> **Exercise description**
In the data that follows, every line containing the word "icon" should be returned.

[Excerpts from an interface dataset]
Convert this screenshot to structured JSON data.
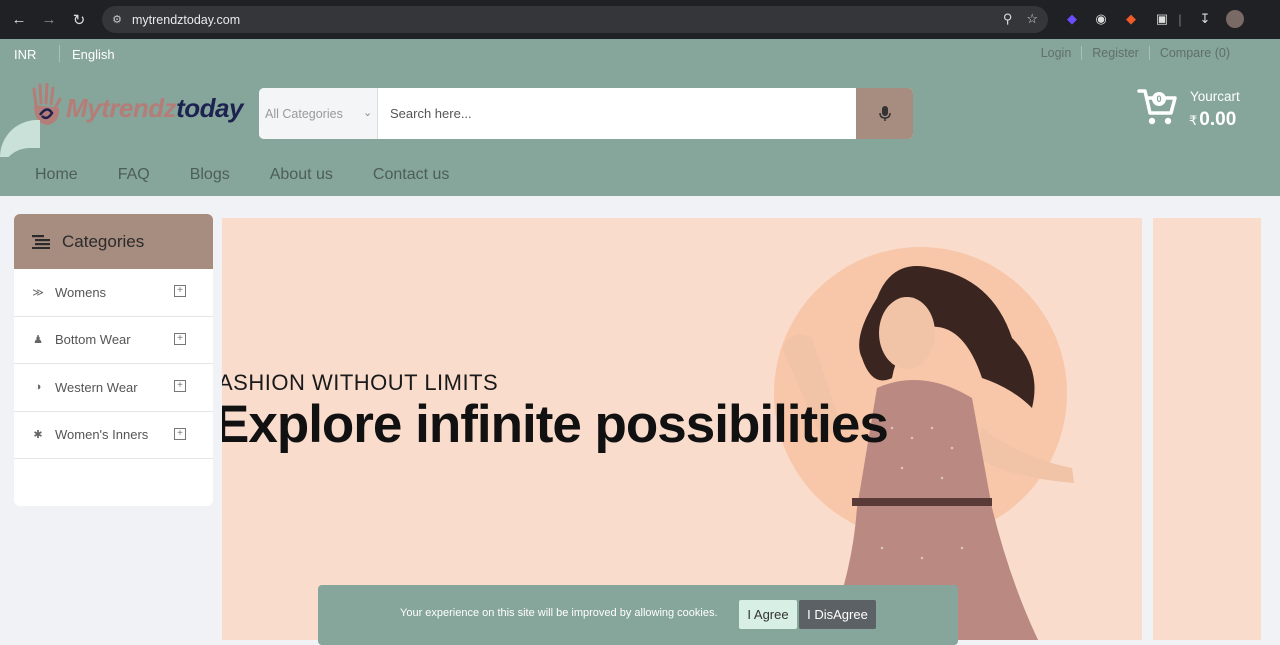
{
  "browser": {
    "url": "mytrendztoday.com"
  },
  "topbar": {
    "currency": "INR",
    "language": "English",
    "links": [
      "Login",
      "Register",
      "Compare (0)"
    ]
  },
  "logo": {
    "text_part1": "Mytrendz",
    "text_part2": "today"
  },
  "search": {
    "category_selected": "All Categories",
    "placeholder": "Search here..."
  },
  "cart": {
    "count": "0",
    "label": "Yourcart",
    "currency_symbol": "₹",
    "amount": "0.00"
  },
  "menu": [
    "Home",
    "FAQ",
    "Blogs",
    "About us",
    "Contact us"
  ],
  "sidebar": {
    "title": "Categories",
    "items": [
      {
        "label": "Womens",
        "icon": "rss-icon"
      },
      {
        "label": "Bottom Wear",
        "icon": "figure-icon"
      },
      {
        "label": "Western Wear",
        "icon": "half-circle-icon"
      },
      {
        "label": "Women's Inners",
        "icon": "asterisk-icon"
      }
    ]
  },
  "banner": {
    "eyebrow": "ASHION WITHOUT LIMITS",
    "headline": "Explore infinite possibilities"
  },
  "cookie": {
    "text": "Your experience on this site will be improved by allowing cookies.",
    "agree_label": "I Agree",
    "disagree_label": "I DisAgree"
  },
  "colors": {
    "brand_teal": "#86a59b",
    "brand_mauve": "#a78c80",
    "banner_bg": "#fadccd"
  }
}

> **Result of the exercise**
        "icon": "rss-icon"
        "icon": "figure-icon"
        "icon": "half-circle-icon"
        "icon": "asterisk-icon"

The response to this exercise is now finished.